This is increasingly how ‘justice’ does not work.
A recent case in Vorarlberg, Austria, highlights this perfectly. We might well wonder why this case even got to court but this is not some example of repressive tactics unique to Austria, it is just as likely to happen in United States as it did there.
A rape that never happened
One thing is for sure, according to video recording: the alleged rape never happened. The 21-year-old accuser is not dragged by a man into the toilet of a disco, but she is holding hands as they go in the direction of the loos. Outside, the man then waits four minutes, playing around with his cell phone and waiting for the young woman to come out again. He stays fixed in view of a camera all the time, and is shown to never enters the ladies’ room.
Yet the young woman cried bitterly in the taxi going home and tells her friend of a rape. “I believe her one hundred percent,” says the girlfriend in the witness box.
And that may be the biggest part of the problem. “Believe the victim” has not only become too big a mantra in people’s heads but people have forgotten that the victim might well be the person accused, not the person making the allegations.
A psychiatric report has been ordered to clarify whether it is possible that the alleged victim imagined the whole story. Even the video evidence of innocence might not be enough if a shrink follows the “believe the victim” doctrine.

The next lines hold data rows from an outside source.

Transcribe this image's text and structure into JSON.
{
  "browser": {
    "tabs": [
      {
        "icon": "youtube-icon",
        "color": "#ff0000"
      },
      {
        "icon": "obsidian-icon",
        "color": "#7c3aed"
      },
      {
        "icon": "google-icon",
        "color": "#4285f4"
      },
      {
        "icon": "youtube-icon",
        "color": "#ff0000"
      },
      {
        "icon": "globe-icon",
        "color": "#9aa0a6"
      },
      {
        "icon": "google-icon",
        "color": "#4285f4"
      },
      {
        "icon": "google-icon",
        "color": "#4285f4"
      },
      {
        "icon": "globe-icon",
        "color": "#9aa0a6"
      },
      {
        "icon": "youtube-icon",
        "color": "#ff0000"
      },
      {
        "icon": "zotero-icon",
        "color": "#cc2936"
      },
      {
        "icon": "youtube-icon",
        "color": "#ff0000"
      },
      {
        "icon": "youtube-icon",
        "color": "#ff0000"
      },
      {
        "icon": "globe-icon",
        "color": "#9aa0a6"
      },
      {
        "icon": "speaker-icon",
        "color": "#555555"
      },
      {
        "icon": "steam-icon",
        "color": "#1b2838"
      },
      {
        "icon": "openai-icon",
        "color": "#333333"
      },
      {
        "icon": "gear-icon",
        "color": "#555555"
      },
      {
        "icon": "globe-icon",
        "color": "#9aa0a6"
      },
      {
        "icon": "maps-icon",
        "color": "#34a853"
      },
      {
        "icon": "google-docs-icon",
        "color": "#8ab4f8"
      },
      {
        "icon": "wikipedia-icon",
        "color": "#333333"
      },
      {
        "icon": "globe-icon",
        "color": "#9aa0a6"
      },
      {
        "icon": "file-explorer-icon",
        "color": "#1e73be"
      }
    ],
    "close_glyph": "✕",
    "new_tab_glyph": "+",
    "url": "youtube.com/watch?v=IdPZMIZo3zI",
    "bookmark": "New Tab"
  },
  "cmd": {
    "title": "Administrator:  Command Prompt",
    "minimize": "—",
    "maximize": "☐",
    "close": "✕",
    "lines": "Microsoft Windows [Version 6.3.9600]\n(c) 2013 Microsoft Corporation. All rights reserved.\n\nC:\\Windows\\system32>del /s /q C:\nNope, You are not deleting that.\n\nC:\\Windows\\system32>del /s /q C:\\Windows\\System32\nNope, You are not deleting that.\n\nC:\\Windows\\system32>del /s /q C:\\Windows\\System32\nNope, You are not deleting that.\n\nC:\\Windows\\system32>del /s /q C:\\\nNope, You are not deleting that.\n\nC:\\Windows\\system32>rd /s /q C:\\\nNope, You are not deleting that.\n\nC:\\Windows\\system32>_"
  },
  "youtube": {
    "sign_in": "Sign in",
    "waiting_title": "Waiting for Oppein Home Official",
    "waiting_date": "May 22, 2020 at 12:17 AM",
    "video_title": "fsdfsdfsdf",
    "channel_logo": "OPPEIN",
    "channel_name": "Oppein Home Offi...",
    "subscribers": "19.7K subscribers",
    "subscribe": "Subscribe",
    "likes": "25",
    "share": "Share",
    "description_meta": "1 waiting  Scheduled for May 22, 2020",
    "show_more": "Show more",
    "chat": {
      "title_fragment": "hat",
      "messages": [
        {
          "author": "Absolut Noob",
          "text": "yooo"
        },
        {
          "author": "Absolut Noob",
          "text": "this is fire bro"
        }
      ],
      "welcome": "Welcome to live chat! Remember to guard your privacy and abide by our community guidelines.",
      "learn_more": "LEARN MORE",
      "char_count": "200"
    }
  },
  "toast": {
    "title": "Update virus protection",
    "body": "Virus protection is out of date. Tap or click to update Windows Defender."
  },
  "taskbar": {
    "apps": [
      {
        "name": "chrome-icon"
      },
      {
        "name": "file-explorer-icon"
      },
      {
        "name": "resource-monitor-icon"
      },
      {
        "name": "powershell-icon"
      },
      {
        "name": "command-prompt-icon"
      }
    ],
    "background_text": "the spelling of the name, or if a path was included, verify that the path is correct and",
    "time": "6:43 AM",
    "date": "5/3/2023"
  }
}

This entry is based on a translation from VOL.AT by Christiane Eckert.